Let's face it. Dependence on health insurance is over the top. Do you really need to pay an insurance carrier to cover expenditures less than $500? If so, you have bigger issues of concern.
Some medical practices are limiting or even refusing insurance payments in favor of cash paid direct by the patient.
Lower overhead is a benefit. Easy access to health care is another.
Though data on private practices is scanty, a new survey of 13,575 doctors from around the country by The Physicians Foundation found that over the next one to three years, more than 50 percent plan to take steps that reduce patient access to their services, and nearly 7 percent plan to switch to cash-only or concierge practices, in which patients pay an annual fee or retainer in addition to other fees.NY Times, "When doctors refuse insurance"
But, but, but what about all those newly insured patients with their shiny new Obamacare cards?
Cash-only practices may exacerbate the access problem. Since her doctor stopped accepting her insurance, Kathryn Vanasek, 43, a mother of two in Manhattan, hasn’t been back for a checkup or preventive screenings, relying on a new walk-in clinic for urgent problems like an ear infection.
Her annual physical would cost at least $250 out of pocket, Ms. Vanasek said, but she would not get any money back from her insurer until she met the deductible.
How is that possible?
All legitimate major medical plans were required to offer "free" preventive checkup beginning over a year ago.

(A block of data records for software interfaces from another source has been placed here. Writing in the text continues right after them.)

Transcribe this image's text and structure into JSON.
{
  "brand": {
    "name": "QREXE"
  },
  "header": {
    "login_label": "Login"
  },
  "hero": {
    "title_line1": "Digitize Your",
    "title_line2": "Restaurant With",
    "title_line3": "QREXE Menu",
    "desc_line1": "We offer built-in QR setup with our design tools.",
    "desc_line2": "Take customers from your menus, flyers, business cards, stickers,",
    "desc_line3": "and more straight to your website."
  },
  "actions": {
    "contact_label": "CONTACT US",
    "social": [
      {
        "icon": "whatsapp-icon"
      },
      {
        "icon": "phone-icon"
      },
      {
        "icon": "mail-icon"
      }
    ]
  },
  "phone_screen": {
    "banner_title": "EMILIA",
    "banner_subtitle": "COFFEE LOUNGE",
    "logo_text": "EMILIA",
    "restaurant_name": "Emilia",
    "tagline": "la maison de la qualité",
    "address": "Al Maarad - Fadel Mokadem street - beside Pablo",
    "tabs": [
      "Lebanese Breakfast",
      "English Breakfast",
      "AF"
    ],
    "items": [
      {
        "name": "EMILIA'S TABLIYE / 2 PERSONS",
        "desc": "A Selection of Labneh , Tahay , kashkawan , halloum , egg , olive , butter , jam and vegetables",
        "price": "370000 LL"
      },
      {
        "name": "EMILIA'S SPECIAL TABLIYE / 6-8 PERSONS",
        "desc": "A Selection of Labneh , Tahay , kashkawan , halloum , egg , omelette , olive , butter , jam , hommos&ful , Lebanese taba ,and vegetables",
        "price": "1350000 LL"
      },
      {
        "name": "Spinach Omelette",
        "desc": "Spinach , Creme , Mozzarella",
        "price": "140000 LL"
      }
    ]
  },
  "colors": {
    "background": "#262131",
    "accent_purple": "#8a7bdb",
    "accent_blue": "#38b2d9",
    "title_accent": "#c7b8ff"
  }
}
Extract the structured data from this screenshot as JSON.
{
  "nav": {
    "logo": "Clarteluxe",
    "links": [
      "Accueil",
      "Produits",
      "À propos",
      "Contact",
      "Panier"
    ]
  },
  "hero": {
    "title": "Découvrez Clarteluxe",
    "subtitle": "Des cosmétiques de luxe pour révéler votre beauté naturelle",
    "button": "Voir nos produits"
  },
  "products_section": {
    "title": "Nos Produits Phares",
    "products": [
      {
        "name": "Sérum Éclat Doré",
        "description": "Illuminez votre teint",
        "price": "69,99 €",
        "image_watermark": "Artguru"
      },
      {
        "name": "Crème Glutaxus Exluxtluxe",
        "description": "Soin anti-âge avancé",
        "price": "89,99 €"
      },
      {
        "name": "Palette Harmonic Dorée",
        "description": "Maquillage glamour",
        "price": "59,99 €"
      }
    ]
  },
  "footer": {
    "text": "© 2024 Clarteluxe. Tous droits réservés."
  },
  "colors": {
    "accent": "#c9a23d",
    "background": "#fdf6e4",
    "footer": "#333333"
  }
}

Will the concept of cash only doc's continue to grow as projected? Time will tell.